that should not be exceeded. As the span of the handrail and balustrade sections increase, they will be exposed to ever increasing levels of flexure within the member sections and connection points. Degradation of the connections will occur and total failure of the member sections is possible under normal impact loads. Members and components should be adequately sized to accommodate the design impact loads for the proposed works.

Detailing and finishing

When finishes are subsequently applied to handrail and balustrade materials they should be provided strictly in accordance with the manufacturer's recommendations. Preparation is commonly not performed correctly and subsequent cosmetic failures are expensive to rectify. The BCA also provides specific tolerances that are to be adhered to with respect to handrail heights, climbable zones, baluster spacings and platform levels.
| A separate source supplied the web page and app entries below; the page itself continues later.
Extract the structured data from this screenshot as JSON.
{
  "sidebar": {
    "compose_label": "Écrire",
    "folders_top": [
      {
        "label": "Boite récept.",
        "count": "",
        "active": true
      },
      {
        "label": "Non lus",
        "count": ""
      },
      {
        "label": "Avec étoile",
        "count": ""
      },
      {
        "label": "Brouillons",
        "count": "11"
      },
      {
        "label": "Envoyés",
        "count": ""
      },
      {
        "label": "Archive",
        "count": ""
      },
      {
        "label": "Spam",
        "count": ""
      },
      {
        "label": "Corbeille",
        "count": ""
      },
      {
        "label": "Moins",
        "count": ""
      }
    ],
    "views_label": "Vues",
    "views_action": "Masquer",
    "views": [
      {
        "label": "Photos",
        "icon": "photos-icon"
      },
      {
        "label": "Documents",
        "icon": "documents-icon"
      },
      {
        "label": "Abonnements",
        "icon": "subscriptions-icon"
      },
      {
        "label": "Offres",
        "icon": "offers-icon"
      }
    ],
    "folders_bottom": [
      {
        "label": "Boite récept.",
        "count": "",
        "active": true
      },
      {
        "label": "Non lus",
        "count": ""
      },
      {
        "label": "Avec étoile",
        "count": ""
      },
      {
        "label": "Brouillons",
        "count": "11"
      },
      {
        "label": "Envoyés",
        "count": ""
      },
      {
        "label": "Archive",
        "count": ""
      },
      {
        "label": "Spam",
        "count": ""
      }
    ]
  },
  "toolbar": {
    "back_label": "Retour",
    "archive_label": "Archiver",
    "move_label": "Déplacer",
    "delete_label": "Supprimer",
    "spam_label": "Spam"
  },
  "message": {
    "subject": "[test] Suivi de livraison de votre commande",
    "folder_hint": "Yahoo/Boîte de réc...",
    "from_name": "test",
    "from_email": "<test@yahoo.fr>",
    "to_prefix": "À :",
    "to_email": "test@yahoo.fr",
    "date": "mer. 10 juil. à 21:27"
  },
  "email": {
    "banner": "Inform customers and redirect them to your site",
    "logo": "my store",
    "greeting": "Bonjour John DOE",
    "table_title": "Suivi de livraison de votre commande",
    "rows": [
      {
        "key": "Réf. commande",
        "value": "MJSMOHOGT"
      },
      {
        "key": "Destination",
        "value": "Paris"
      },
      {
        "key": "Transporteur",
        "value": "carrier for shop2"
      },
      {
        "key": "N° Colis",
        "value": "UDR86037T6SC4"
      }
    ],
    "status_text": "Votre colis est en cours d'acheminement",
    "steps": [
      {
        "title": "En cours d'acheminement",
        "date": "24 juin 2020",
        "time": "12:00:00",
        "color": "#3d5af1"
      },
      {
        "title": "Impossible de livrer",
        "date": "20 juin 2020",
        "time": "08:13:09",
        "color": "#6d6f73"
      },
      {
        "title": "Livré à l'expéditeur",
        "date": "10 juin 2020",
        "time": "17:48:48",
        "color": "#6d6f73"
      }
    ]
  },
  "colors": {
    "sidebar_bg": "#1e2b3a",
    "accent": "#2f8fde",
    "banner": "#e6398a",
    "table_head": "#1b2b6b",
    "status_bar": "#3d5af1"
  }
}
Joist Protection

Water damage is a concern with any balcony or deck, especially if the water penetrates the joists, causing fungal decay. Joist protection systems are specifically designed for use in outdoor areas to ensure the longevity of joists. The most important purpose of a joist protection system is to eliminate the most common cause of deck failure - the rot migration between the joist and the underside of a plank. It completely eliminates wood to wood contact.

It is commonly assumed that the roof is adequate protection for outdoor structures against the weather. This is not true. The outer edges are still exposed and storms and other bad weather not to mention regular cleaning can cause the entire deck or balcony to become saturated. Joist protection systems are designed to protect and extend the life span of timber floor joists in all outdoor structures.

However, the first thing that should be done to protect joists is to ensure that the decking boards are laid with the ribbed face down. This will allow water to drain away. Joist protection systems normally consist of a strip of flashing laid over the top edge of the joist. This flashing may be bitumen coated aluminium foil, a plastic product, or rubber-surfaced materials. It comes in rolls of varying lengths, and is simply fastened to the joist using nails or another advised fastening method.

QBCC Publication